PROBLEM TO SOLVE:
Scan the data below and report how many lines include the word "this". Nothing else is wanted.

DATA SHOWN:
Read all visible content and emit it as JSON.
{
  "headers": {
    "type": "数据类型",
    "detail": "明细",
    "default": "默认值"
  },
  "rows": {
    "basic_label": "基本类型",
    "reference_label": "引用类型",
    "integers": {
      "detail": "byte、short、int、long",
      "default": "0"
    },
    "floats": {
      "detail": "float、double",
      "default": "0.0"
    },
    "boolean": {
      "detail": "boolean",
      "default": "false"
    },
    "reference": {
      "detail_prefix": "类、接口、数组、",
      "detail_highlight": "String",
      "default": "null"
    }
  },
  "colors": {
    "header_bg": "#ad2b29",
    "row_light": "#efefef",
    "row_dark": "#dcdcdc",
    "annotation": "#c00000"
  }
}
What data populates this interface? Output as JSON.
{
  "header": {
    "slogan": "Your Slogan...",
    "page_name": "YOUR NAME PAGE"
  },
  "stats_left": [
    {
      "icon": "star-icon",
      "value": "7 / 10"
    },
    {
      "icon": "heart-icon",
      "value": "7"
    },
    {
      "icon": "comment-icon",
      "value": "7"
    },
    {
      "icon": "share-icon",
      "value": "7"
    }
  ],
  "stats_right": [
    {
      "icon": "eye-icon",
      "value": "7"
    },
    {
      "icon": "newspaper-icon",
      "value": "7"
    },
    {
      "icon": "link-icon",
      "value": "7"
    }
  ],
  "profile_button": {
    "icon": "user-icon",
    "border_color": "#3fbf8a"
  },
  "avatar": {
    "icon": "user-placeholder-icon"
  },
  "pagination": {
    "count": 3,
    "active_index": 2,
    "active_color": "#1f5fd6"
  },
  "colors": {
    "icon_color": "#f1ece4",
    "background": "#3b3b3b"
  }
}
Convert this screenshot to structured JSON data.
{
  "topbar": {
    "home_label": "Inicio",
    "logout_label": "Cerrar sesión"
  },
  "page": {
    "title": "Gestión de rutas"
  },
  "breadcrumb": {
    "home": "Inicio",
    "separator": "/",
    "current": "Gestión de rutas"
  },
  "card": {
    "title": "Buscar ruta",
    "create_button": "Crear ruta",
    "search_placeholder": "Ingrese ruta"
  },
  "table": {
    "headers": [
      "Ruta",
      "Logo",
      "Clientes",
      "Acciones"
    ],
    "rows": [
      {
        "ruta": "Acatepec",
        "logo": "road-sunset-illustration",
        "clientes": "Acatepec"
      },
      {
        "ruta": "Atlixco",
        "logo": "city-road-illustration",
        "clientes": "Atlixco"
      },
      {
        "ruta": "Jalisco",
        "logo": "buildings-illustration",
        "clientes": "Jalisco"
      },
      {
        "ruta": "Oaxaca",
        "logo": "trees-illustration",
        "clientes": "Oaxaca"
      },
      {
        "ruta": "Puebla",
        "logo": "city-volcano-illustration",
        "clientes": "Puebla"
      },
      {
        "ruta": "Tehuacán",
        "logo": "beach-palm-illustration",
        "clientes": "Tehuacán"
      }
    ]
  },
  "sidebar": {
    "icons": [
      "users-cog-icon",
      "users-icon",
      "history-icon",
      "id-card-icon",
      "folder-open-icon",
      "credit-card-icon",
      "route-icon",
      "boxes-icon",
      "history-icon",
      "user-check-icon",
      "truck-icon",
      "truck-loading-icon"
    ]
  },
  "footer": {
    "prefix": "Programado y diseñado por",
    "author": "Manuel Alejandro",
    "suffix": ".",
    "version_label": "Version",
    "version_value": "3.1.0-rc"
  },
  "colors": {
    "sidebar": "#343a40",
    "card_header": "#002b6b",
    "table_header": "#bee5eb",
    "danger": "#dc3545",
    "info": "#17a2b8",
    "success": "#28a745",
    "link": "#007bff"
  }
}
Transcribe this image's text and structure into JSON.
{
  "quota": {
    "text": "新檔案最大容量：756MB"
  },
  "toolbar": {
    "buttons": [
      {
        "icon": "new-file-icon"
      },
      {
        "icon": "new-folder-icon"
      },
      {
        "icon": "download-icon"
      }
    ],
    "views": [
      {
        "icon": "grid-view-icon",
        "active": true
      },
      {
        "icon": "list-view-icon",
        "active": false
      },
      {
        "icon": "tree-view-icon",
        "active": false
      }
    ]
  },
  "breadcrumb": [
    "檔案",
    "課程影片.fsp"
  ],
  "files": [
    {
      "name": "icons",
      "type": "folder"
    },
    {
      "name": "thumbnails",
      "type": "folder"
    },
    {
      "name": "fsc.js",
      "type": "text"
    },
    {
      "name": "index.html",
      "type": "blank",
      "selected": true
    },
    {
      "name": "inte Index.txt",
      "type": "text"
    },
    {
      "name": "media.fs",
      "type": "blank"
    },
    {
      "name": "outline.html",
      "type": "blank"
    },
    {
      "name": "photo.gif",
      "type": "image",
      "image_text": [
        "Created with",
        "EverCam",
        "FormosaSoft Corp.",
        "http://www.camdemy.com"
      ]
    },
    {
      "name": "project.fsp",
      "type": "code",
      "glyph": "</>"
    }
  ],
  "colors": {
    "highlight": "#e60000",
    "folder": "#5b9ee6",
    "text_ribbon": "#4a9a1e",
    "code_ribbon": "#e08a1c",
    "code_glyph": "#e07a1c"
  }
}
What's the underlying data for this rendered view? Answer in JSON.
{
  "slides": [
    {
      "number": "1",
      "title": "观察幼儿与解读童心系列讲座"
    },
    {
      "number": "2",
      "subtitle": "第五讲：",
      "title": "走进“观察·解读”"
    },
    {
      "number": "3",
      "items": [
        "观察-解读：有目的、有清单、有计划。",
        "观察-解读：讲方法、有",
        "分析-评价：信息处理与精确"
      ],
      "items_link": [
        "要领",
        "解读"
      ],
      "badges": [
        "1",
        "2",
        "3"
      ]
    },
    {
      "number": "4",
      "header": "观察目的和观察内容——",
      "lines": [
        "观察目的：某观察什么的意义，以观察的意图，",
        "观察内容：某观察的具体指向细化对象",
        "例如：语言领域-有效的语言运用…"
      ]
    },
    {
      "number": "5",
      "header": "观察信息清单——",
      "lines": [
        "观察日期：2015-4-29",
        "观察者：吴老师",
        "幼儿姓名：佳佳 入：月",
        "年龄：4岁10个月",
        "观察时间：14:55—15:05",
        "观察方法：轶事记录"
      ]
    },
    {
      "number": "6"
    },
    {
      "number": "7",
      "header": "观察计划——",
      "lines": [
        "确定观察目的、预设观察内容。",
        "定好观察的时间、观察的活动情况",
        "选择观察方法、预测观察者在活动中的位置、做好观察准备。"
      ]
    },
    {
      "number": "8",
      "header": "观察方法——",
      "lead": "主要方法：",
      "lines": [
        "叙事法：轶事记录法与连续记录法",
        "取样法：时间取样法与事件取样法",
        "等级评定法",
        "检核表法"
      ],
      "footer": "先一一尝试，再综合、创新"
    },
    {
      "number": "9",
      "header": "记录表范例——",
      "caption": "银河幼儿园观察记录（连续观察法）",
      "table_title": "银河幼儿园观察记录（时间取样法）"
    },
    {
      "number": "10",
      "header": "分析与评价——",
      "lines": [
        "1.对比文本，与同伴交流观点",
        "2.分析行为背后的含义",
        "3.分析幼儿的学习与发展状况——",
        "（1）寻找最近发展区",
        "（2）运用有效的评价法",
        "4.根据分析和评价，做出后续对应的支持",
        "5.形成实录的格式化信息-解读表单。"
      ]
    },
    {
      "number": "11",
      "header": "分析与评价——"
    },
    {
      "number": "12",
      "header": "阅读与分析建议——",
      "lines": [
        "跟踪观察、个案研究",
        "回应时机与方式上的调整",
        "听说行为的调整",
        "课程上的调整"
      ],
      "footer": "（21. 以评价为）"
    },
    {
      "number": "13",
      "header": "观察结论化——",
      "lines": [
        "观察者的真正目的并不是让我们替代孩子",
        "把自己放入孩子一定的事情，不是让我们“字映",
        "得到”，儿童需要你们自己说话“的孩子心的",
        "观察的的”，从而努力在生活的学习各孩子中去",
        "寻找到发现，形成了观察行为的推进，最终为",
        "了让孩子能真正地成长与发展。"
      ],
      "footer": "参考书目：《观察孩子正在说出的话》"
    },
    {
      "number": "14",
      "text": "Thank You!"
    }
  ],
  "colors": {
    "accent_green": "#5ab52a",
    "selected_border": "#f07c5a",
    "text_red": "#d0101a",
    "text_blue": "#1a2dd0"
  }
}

EXERCISE OUTPUT:
4